I believe in releasing data.
I believe that governments and agencies paid for by government money should release data that can help people. We paid for the data, and if the data can help us make smarter, better informed decisions, then we should be able to see it. We should be able to access it, freely and easily.
I should be able to go to the Saskatchewan Water Authority’s website and find out what data they are using when they are making their predictions about water levels. I should be able to look at the exact same data they did, that we pay them to look at, and make my own, amateur observations.
I should have been able to trust that they would change their estimates on how much water Moose Jaw was going to receive as well. Farmers and city residents should have been able to trust them when they said they would be below the record 1974 levels.
I am not a trained hydrologist, I am a GIS technician that knows how to collect and show data in such a way that it makes data useful to people. Given the knowledge of where the Authority gets their data, I would have been able to do a specialized model for my parents’ farm, potentially helping them plan their evacuation strategy of their farm better. I could have helped them relax, regardless of the two foot increase that the Authority called for and then reversed within 24 hours.

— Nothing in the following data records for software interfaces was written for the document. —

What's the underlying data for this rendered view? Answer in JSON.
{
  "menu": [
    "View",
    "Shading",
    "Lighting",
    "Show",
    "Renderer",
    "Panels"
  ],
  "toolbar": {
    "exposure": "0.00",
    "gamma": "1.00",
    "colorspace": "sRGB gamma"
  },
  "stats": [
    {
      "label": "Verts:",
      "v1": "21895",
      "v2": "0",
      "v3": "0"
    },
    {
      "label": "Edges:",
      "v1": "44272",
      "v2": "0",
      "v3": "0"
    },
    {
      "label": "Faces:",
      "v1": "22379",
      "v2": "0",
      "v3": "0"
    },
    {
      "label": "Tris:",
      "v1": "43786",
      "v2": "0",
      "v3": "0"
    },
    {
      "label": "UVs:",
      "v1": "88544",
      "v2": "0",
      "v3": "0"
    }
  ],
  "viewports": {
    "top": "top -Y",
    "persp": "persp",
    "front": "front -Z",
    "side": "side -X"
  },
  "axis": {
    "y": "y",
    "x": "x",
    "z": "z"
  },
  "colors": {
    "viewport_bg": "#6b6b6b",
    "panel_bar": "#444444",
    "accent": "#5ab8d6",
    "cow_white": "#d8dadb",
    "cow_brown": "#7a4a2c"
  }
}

I am writing this passionately, which is
never rarely a good thing when wanting to convince people the logic of your thoughts. I am writing this out of sheer frustration, as my parents and I were led to believe that the farm house would be ruined – including all of our belongings on the first floor. As the estimate was never altered by the Authority, we never suspected the water levels would get near the 1974 levels. Had we known, had we suspected that they would, the house would have been emptied. All precautions would have been tempted.
I know groups, individuals, corporations, and governments make mistakes. These things happen. But to not release your data or your data sources in a clear way that a concerned individual can check your work? Shame on you, Sask Watershed Authority. In the age of crowdsourcing, you did not take advantage of many eyes checking your work. You did not ask people for measurements, you did not teach them how to make accurate measurements, you did nothing. You went along as if all you had to do was report to the people, give the minimal necessary to assist them. The amount of times that you let down people made them question you. You let them done and you need to make amends.